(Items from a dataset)
──────────────────────────────
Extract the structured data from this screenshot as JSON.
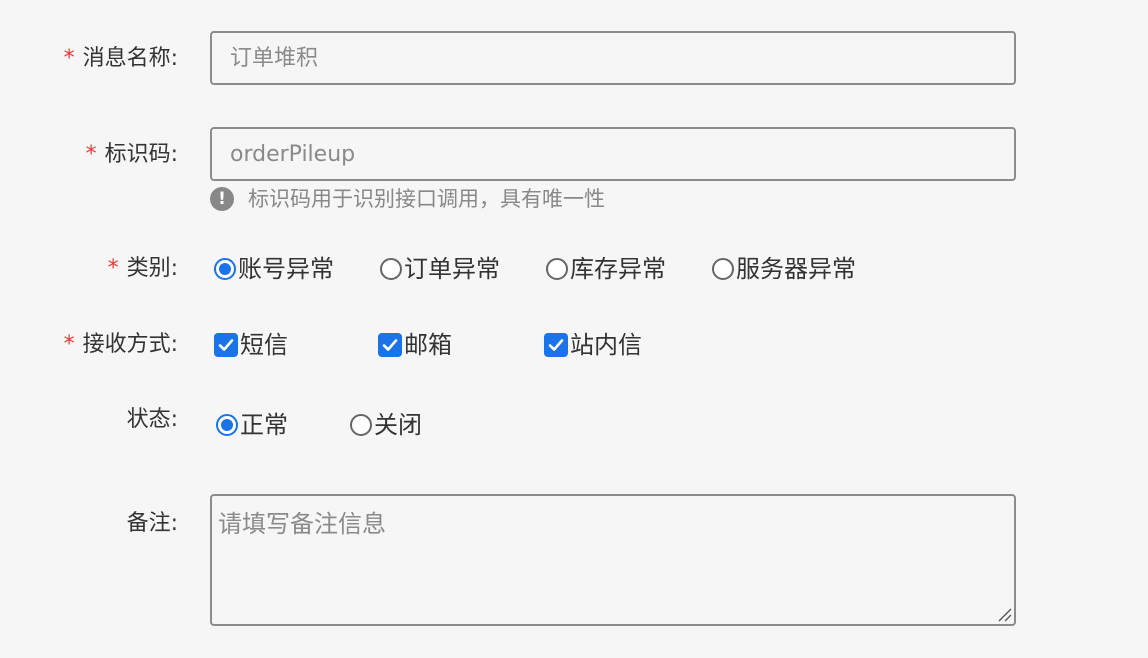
{
  "form": {
    "message_name": {
      "required_mark": "*",
      "label": "消息名称:",
      "value": "",
      "placeholder": "订单堆积"
    },
    "identifier": {
      "required_mark": "*",
      "label": "标识码:",
      "value": "",
      "placeholder": "orderPileup",
      "hint_icon": "exclamation-circle-icon",
      "hint_icon_glyph": "!",
      "hint": "标识码用于识别接口调用，具有唯一性"
    },
    "category": {
      "required_mark": "*",
      "label": "类别:",
      "options": [
        {
          "label": "账号异常",
          "selected": true
        },
        {
          "label": "订单异常",
          "selected": false
        },
        {
          "label": "库存异常",
          "selected": false
        },
        {
          "label": "服务器异常",
          "selected": false
        }
      ]
    },
    "receive_method": {
      "required_mark": "*",
      "label": "接收方式:",
      "options": [
        {
          "label": "短信",
          "checked": true
        },
        {
          "label": "邮箱",
          "checked": true
        },
        {
          "label": "站内信",
          "checked": true
        }
      ]
    },
    "status": {
      "label": "状态:",
      "options": [
        {
          "label": "正常",
          "selected": true
        },
        {
          "label": "关闭",
          "selected": false
        }
      ]
    },
    "remark": {
      "label": "备注:",
      "value": "",
      "placeholder": "请填写备注信息"
    }
  },
  "colors": {
    "accent": "#1a73e8",
    "required": "#e53935",
    "border": "#8c8c8c",
    "background": "#f6f6f6"
  }
}
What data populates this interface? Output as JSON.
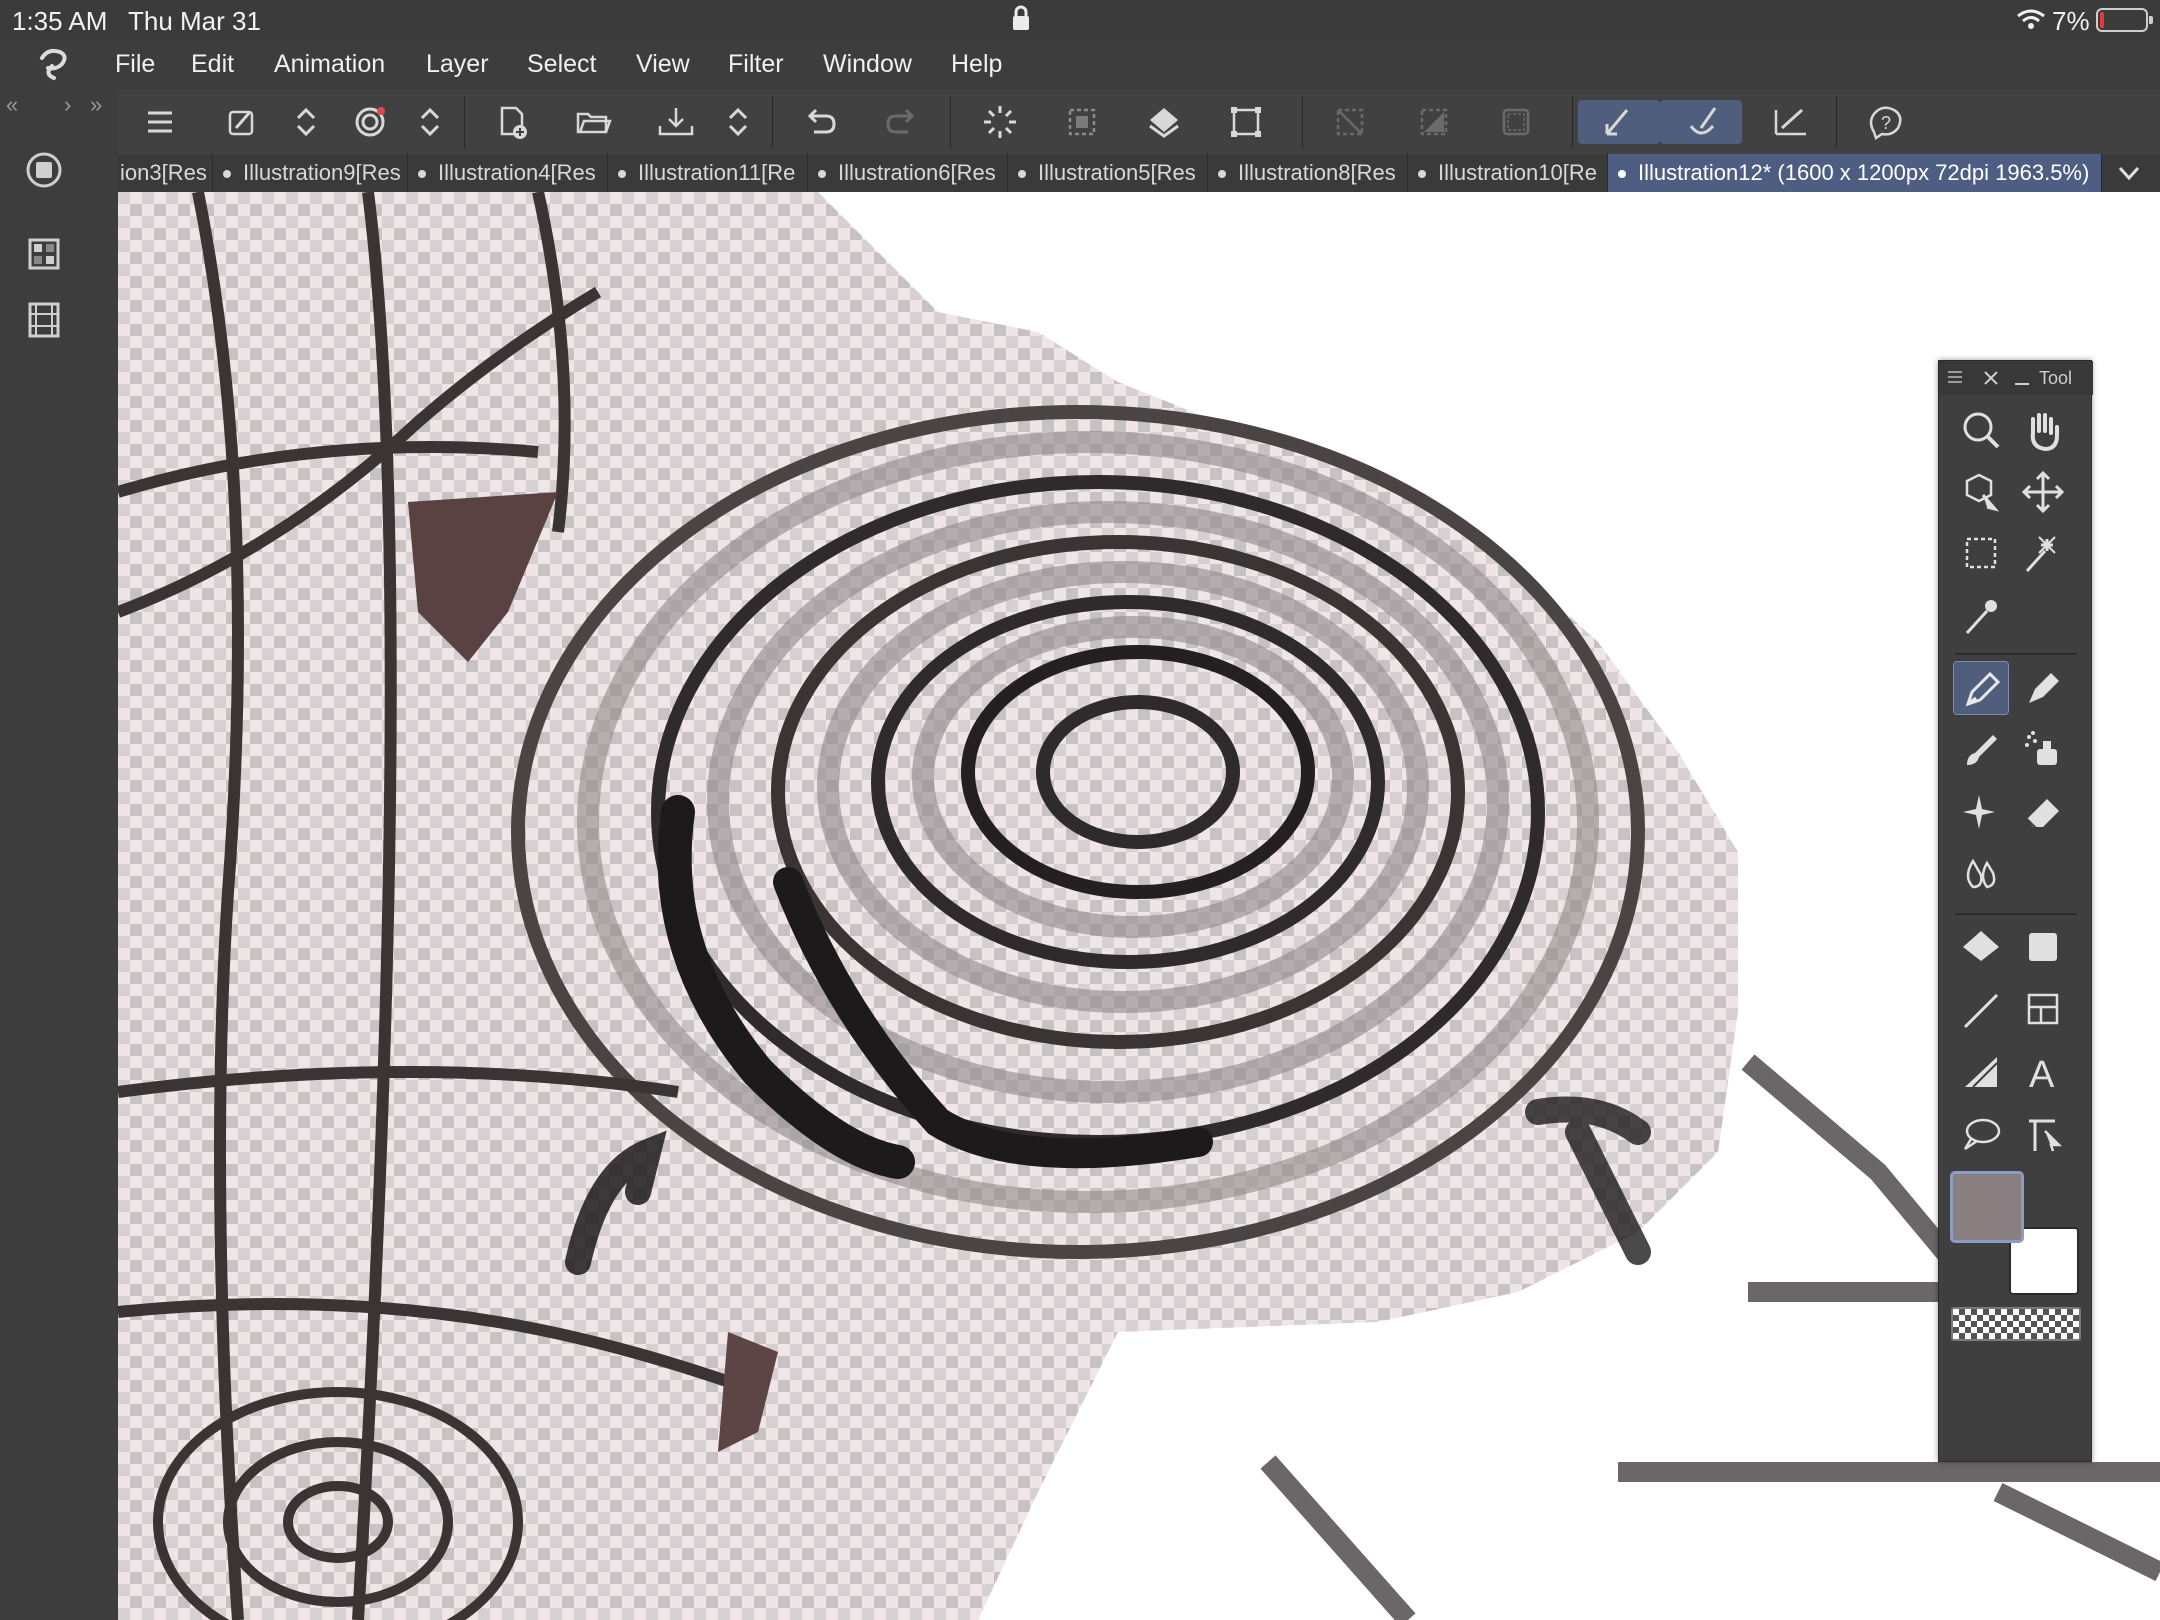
{
  "status_bar": {
    "time": "1:35 AM",
    "date": "Thu Mar 31",
    "battery_percent": "7%"
  },
  "menu": {
    "items": [
      "File",
      "Edit",
      "Animation",
      "Layer",
      "Select",
      "View",
      "Filter",
      "Window",
      "Help"
    ]
  },
  "left_strip": {
    "collapse_label": "«",
    "next_label": "›",
    "expand_label": "»"
  },
  "toolbar": {
    "icons": [
      "menu-icon",
      "brush-settings-icon",
      "updown-icon",
      "spiral-icon",
      "updown-icon",
      "new-canvas-icon",
      "open-folder-icon",
      "save-icon",
      "updown-icon",
      "undo-icon",
      "redo-icon",
      "loading-icon",
      "clear-selection-icon",
      "fill-icon",
      "transform-icon",
      "deselect-icon",
      "invert-selection-icon",
      "selection-border-icon",
      "pen-active-icon",
      "brush-active-icon",
      "ruler-icon",
      "help-icon"
    ]
  },
  "tabs": [
    {
      "label": "ion3[Res",
      "active": false,
      "dot": false
    },
    {
      "label": "Illustration9[Res",
      "active": false,
      "dot": true
    },
    {
      "label": "Illustration4[Res",
      "active": false,
      "dot": true
    },
    {
      "label": "Illustration11[Re",
      "active": false,
      "dot": true
    },
    {
      "label": "Illustration6[Res",
      "active": false,
      "dot": true
    },
    {
      "label": "Illustration5[Res",
      "active": false,
      "dot": true
    },
    {
      "label": "Illustration8[Res",
      "active": false,
      "dot": true
    },
    {
      "label": "Illustration10[Re",
      "active": false,
      "dot": true
    },
    {
      "label": "Illustration12* (1600 x 1200px 72dpi 1963.5%)",
      "active": true,
      "dot": true
    }
  ],
  "tool_panel": {
    "title": "Tool",
    "main_color": "#8a7f80",
    "sub_color": "#ffffff",
    "tools": [
      "zoom-icon",
      "hand-icon",
      "object-icon",
      "move-icon",
      "marquee-icon",
      "auto-select-icon",
      "eyedropper-icon",
      "pen-icon",
      "pencil-icon",
      "brush-icon",
      "airbrush-icon",
      "decoration-icon",
      "eraser-icon",
      "blend-icon",
      "fill-icon",
      "gradient-icon",
      "figure-icon",
      "frame-icon",
      "ruler-icon",
      "text-icon",
      "balloon-icon",
      "correct-line-icon"
    ]
  },
  "colors": {
    "accent": "#4f5e7c",
    "panel": "#3d3d3d",
    "canvas_bg": "#ffffff"
  }
}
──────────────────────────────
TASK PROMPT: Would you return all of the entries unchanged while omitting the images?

YOUR RESPONSE:
Extract the structured data from this screenshot as JSON.
{
  "form": {
    "message_name": {
      "required_mark": "*",
      "label": "消息名称:",
      "value": "",
      "placeholder": "订单堆积"
    },
    "identifier": {
      "required_mark": "*",
      "label": "标识码:",
      "value": "",
      "placeholder": "orderPileup",
      "hint_icon": "exclamation-circle-icon",
      "hint_icon_glyph": "!",
      "hint": "标识码用于识别接口调用，具有唯一性"
    },
    "category": {
      "required_mark": "*",
      "label": "类别:",
      "options": [
        {
          "label": "账号异常",
          "selected": true
        },
        {
          "label": "订单异常",
          "selected": false
        },
        {
          "label": "库存异常",
          "selected": false
        },
        {
          "label": "服务器异常",
          "selected": false
        }
      ]
    },
    "receive_method": {
      "required_mark": "*",
      "label": "接收方式:",
      "options": [
        {
          "label": "短信",
          "checked": true
        },
        {
          "label": "邮箱",
          "checked": true
        },
        {
          "label": "站内信",
          "checked": true
        }
      ]
    },
    "status": {
      "label": "状态:",
      "options": [
        {
          "label": "正常",
          "selected": true
        },
        {
          "label": "关闭",
          "selected": false
        }
      ]
    },
    "remark": {
      "label": "备注:",
      "value": "",
      "placeholder": "请填写备注信息"
    }
  },
  "colors": {
    "accent": "#1a73e8",
    "required": "#e53935",
    "border": "#8c8c8c",
    "background": "#f6f6f6"
  }
}
What data populates this interface? Output as JSON.
{
  "status_bar": {
    "time": "1:35 AM",
    "date": "Thu Mar 31",
    "battery_percent": "7%"
  },
  "menu": {
    "items": [
      "File",
      "Edit",
      "Animation",
      "Layer",
      "Select",
      "View",
      "Filter",
      "Window",
      "Help"
    ]
  },
  "left_strip": {
    "collapse_label": "«",
    "next_label": "›",
    "expand_label": "»"
  },
  "toolbar": {
    "icons": [
      "menu-icon",
      "brush-settings-icon",
      "updown-icon",
      "spiral-icon",
      "updown-icon",
      "new-canvas-icon",
      "open-folder-icon",
      "save-icon",
      "updown-icon",
      "undo-icon",
      "redo-icon",
      "loading-icon",
      "clear-selection-icon",
      "fill-icon",
      "transform-icon",
      "deselect-icon",
      "invert-selection-icon",
      "selection-border-icon",
      "pen-active-icon",
      "brush-active-icon",
      "ruler-icon",
      "help-icon"
    ]
  },
  "tabs": [
    {
      "label": "ion3[Res",
      "active": false,
      "dot": false
    },
    {
      "label": "Illustration9[Res",
      "active": false,
      "dot": true
    },
    {
      "label": "Illustration4[Res",
      "active": false,
      "dot": true
    },
    {
      "label": "Illustration11[Re",
      "active": false,
      "dot": true
    },
    {
      "label": "Illustration6[Res",
      "active": false,
      "dot": true
    },
    {
      "label": "Illustration5[Res",
      "active": false,
      "dot": true
    },
    {
      "label": "Illustration8[Res",
      "active": false,
      "dot": true
    },
    {
      "label": "Illustration10[Re",
      "active": false,
      "dot": true
    },
    {
      "label": "Illustration12* (1600 x 1200px 72dpi 1963.5%)",
      "active": true,
      "dot": true
    }
  ],
  "tool_panel": {
    "title": "Tool",
    "main_color": "#8a7f80",
    "sub_color": "#ffffff",
    "tools": [
      "zoom-icon",
      "hand-icon",
      "object-icon",
      "move-icon",
      "marquee-icon",
      "auto-select-icon",
      "eyedropper-icon",
      "pen-icon",
      "pencil-icon",
      "brush-icon",
      "airbrush-icon",
      "decoration-icon",
      "eraser-icon",
      "blend-icon",
      "fill-icon",
      "gradient-icon",
      "figure-icon",
      "frame-icon",
      "ruler-icon",
      "text-icon",
      "balloon-icon",
      "correct-line-icon"
    ]
  },
  "colors": {
    "accent": "#4f5e7c",
    "panel": "#3d3d3d",
    "canvas_bg": "#ffffff"
  }
}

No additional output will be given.